    Even if we take into account elite escort services which is attractive to a section of girls (even the so-called decent middle-class college girls), one must remember that the number of street hookers far exceeds elite escorts. The multitudes of women in prostitution just to make both ends meet is definitely much more than escorts and the latter are the ones who face blatant exploitation and abuse. Laws should be made to emancipate the downtrodden ones. The presence of a rosy minority should not lead to the issue being brushed under the carpet.

    Reply
  2. Menorca Chaturvedi

    Thanks for your comment and info, Arun. Sorry for the late reply. I am aware of the fact that some girls enter this profession out of their own will. But, this must be due to the desire of earning extra money. So, in one way, or the other, money rules the show. If only some other opportunities could be provided to the numerous sex workers, I’m sure that the number would definitely go down.

    Reply
  3. ArUn ShArMa

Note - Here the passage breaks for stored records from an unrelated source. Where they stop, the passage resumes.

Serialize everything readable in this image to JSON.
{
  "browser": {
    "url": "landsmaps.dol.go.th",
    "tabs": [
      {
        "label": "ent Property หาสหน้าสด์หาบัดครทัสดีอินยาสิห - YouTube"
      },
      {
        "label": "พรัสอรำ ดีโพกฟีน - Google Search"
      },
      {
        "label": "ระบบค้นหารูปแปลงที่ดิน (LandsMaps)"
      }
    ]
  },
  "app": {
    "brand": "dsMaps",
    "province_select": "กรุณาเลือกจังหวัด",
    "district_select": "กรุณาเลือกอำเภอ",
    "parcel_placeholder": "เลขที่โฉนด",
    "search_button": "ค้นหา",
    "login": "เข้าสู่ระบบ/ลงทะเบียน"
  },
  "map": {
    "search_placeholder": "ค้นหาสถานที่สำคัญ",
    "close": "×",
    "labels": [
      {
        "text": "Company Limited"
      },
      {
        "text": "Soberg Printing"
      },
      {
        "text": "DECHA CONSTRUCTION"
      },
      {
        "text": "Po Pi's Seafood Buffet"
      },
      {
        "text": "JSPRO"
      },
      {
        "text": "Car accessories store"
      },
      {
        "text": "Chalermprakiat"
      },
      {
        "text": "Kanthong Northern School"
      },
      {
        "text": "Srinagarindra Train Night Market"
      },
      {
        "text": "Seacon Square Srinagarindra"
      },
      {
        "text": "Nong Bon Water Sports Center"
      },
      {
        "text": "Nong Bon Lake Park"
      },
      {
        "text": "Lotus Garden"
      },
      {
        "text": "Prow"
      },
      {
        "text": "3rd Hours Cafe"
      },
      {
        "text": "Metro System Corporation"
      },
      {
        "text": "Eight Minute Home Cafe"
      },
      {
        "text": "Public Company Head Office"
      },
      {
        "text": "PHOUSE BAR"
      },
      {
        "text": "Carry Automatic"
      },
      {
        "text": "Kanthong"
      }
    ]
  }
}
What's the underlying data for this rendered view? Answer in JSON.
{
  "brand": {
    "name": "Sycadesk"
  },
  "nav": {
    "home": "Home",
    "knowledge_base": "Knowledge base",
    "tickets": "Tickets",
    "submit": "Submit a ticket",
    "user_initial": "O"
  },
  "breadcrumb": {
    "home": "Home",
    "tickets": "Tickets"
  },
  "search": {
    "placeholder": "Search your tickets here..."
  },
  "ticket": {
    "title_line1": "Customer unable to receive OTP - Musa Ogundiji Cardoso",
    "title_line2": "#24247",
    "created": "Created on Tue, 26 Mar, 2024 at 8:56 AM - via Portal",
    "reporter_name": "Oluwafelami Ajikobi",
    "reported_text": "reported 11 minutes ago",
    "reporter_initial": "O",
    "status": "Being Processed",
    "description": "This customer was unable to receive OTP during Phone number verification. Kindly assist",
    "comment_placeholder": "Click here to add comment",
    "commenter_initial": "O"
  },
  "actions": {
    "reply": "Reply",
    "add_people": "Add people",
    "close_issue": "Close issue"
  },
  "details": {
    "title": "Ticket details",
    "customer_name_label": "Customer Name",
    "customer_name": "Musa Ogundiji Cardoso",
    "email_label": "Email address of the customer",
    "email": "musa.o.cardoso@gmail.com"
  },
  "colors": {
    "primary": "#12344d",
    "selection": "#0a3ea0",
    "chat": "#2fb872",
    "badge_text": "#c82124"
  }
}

    Hi Menoca, nice write-up and very important issue. You have pointed out some very pertinent points of lack of sex-education among the sex-workers in India. But I don't agree with you that they have been dragged into this profession by force due to poverty and all, because by that measure, every poor family should send their girls to the brothels and boys to the gangs.
    But nevertheless, they are not regarded as respectable part of the society which should be changed. And to change that, our law needs to change that doesn't recognise prostitution as a profession. Today, every other city has the "Escort Service" which is essentially a high-end prostitution service in which college girls are being dragged. Now you cannot call this a forceful entry, it's perfectly by choice. So, when the girls themselves are willing to enter such profession, they should be legally be allowed to join rather than creating an underground mafia.

    Reply